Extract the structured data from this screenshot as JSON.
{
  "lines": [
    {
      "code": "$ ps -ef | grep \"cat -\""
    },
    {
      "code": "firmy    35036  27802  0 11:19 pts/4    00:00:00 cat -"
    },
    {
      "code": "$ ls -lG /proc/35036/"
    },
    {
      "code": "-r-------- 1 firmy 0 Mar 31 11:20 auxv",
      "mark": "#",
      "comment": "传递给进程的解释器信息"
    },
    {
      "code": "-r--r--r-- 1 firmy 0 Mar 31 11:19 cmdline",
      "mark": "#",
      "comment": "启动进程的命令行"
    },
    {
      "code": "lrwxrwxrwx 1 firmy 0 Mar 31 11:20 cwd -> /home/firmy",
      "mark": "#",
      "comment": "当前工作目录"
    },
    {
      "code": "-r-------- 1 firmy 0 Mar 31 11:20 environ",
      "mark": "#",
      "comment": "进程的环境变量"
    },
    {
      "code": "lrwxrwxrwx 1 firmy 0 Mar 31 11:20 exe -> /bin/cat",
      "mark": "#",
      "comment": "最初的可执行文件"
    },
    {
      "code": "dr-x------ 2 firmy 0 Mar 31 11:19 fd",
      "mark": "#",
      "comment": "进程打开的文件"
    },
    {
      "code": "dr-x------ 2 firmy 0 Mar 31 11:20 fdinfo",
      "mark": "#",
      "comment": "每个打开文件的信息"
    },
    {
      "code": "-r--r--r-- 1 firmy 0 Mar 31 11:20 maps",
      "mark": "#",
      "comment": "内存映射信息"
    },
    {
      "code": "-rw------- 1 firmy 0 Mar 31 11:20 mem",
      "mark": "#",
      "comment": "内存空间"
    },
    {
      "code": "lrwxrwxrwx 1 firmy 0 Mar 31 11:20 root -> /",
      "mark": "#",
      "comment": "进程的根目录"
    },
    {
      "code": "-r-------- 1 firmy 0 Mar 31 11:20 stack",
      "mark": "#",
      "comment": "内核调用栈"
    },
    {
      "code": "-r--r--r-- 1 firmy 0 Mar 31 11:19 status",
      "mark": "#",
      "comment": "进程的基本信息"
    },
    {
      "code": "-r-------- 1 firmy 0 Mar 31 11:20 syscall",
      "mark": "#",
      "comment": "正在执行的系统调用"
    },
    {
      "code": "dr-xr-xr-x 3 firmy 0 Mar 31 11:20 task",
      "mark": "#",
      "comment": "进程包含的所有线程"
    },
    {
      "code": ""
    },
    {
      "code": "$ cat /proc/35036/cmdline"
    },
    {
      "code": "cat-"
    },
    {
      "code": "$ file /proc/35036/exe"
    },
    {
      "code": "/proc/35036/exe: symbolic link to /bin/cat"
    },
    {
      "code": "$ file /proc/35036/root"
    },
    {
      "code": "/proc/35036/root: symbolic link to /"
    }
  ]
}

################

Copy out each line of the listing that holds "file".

**Answer section:**
      "code": "$ file /proc/35036/exe"
      "code": "$ file /proc/35036/root"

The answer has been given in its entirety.